## Work order:
Each line of the records has to be copied exactly, though the pictures must be left out.

## The input:
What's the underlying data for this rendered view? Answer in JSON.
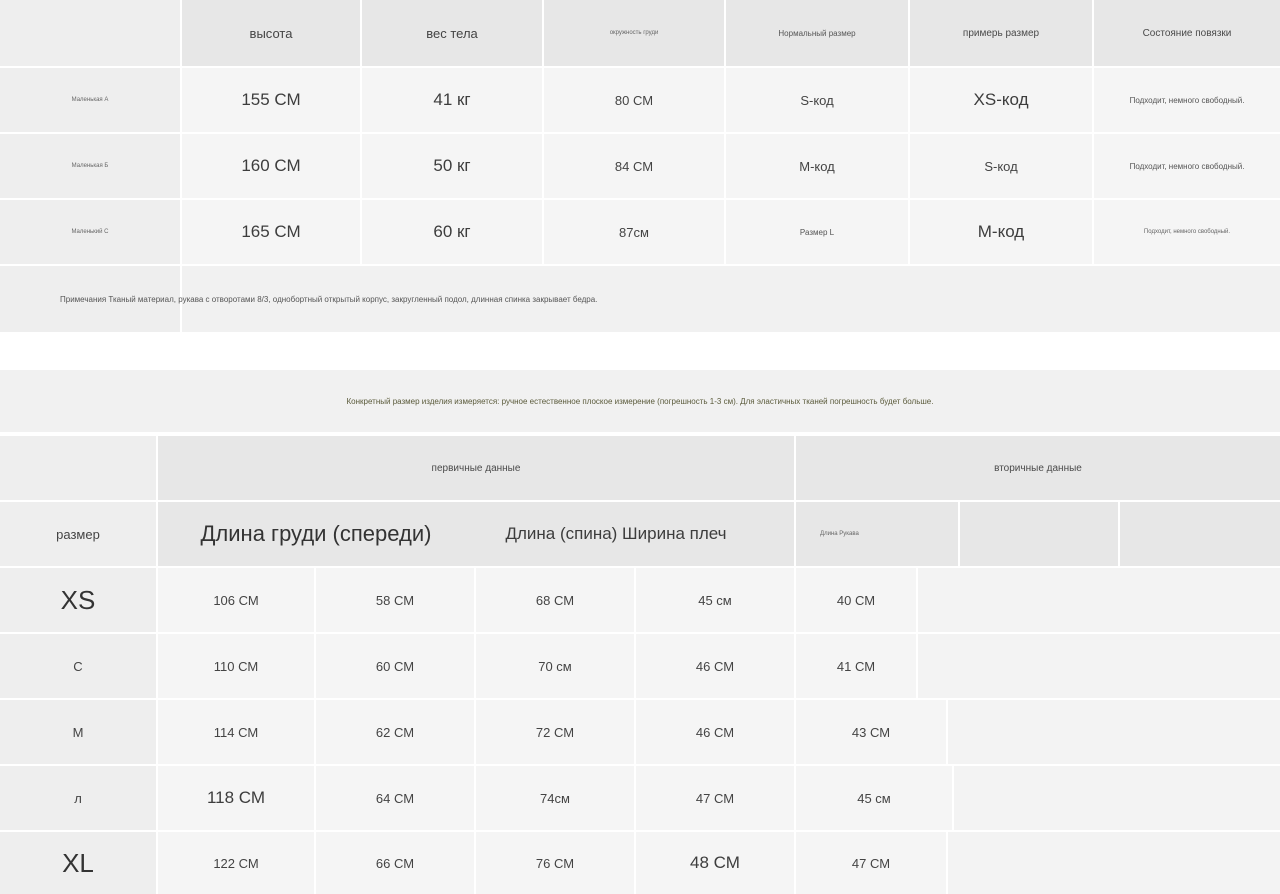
{
  "top_table": {
    "headers": [
      "высота",
      "вес тела",
      "окружность груди",
      "Нормальный размер",
      "примерь размер",
      "Состояние повязки"
    ],
    "rows": [
      {
        "label": "Маленькая А",
        "height": "155 СМ",
        "weight": "41 кг",
        "chest": "80 СМ",
        "normal": "S-код",
        "tried": "XS-код",
        "fit": "Подходит, немного свободный."
      },
      {
        "label": "Маленькая Б",
        "height": "160 СМ",
        "weight": "50 кг",
        "chest": "84 СМ",
        "normal": "М-код",
        "tried": "S-код",
        "fit": "Подходит, немного свободный."
      },
      {
        "label": "Маленький С",
        "height": "165 СМ",
        "weight": "60 кг",
        "chest": "87см",
        "normal": "Размер L",
        "tried": "М-код",
        "fit": "Подходит, немного свободный."
      }
    ],
    "note": "Примечания Тканый материал, рукава с отворотами 8/3, однобортный открытый корпус, закругленный подол, длинная спинка закрывает бедра."
  },
  "measure_note": "Конкретный размер изделия измеряется: ручное естественное плоское измерение (погрешность 1-3 см). Для эластичных тканей погрешность будет больше.",
  "bottom_table": {
    "group_primary": "первичные данные",
    "group_secondary": "вторичные данные",
    "size_label": "размер",
    "col_headers": {
      "chest_front": "Длина груди (спереди)",
      "length_back_shoulder": "Длина (спина) Ширина плеч",
      "sleeve": "Длина Рукава"
    },
    "rows": [
      {
        "size": "XS",
        "chest": "106 СМ",
        "v2": "58 СМ",
        "v3": "68 СМ",
        "v4": "45 см",
        "v5": "40 СМ"
      },
      {
        "size": "С",
        "chest": "110 СМ",
        "v2": "60 СМ",
        "v3": "70 см",
        "v4": "46 СМ",
        "v5": "41 СМ"
      },
      {
        "size": "М",
        "chest": "114 СМ",
        "v2": "62 СМ",
        "v3": "72 СМ",
        "v4": "46 СМ",
        "v5": "43 СМ"
      },
      {
        "size": "л",
        "chest": "118 СМ",
        "v2": "64 СМ",
        "v3": "74см",
        "v4": "47 СМ",
        "v5": "45 см"
      },
      {
        "size": "XL",
        "chest": "122 СМ",
        "v2": "66 СМ",
        "v3": "76 СМ",
        "v4": "48 СМ",
        "v5": "47 СМ"
      }
    ]
  }
}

## Reply to the exercise:
What's the underlying data for this rendered view? Answer in JSON.
{
  "top_table": {
    "headers": [
      "высота",
      "вес тела",
      "окружность груди",
      "Нормальный размер",
      "примерь размер",
      "Состояние повязки"
    ],
    "rows": [
      {
        "label": "Маленькая А",
        "height": "155 СМ",
        "weight": "41 кг",
        "chest": "80 СМ",
        "normal": "S-код",
        "tried": "XS-код",
        "fit": "Подходит, немного свободный."
      },
      {
        "label": "Маленькая Б",
        "height": "160 СМ",
        "weight": "50 кг",
        "chest": "84 СМ",
        "normal": "М-код",
        "tried": "S-код",
        "fit": "Подходит, немного свободный."
      },
      {
        "label": "Маленький С",
        "height": "165 СМ",
        "weight": "60 кг",
        "chest": "87см",
        "normal": "Размер L",
        "tried": "М-код",
        "fit": "Подходит, немного свободный."
      }
    ],
    "note": "Примечания Тканый материал, рукава с отворотами 8/3, однобортный открытый корпус, закругленный подол, длинная спинка закрывает бедра."
  },
  "measure_note": "Конкретный размер изделия измеряется: ручное естественное плоское измерение (погрешность 1-3 см). Для эластичных тканей погрешность будет больше.",
  "bottom_table": {
    "group_primary": "первичные данные",
    "group_secondary": "вторичные данные",
    "size_label": "размер",
    "col_headers": {
      "chest_front": "Длина груди (спереди)",
      "length_back_shoulder": "Длина (спина) Ширина плеч",
      "sleeve": "Длина Рукава"
    },
    "rows": [
      {
        "size": "XS",
        "chest": "106 СМ",
        "v2": "58 СМ",
        "v3": "68 СМ",
        "v4": "45 см",
        "v5": "40 СМ"
      },
      {
        "size": "С",
        "chest": "110 СМ",
        "v2": "60 СМ",
        "v3": "70 см",
        "v4": "46 СМ",
        "v5": "41 СМ"
      },
      {
        "size": "М",
        "chest": "114 СМ",
        "v2": "62 СМ",
        "v3": "72 СМ",
        "v4": "46 СМ",
        "v5": "43 СМ"
      },
      {
        "size": "л",
        "chest": "118 СМ",
        "v2": "64 СМ",
        "v3": "74см",
        "v4": "47 СМ",
        "v5": "45 см"
      },
      {
        "size": "XL",
        "chest": "122 СМ",
        "v2": "66 СМ",
        "v3": "76 СМ",
        "v4": "48 СМ",
        "v5": "47 СМ"
      }
    ]
  }
}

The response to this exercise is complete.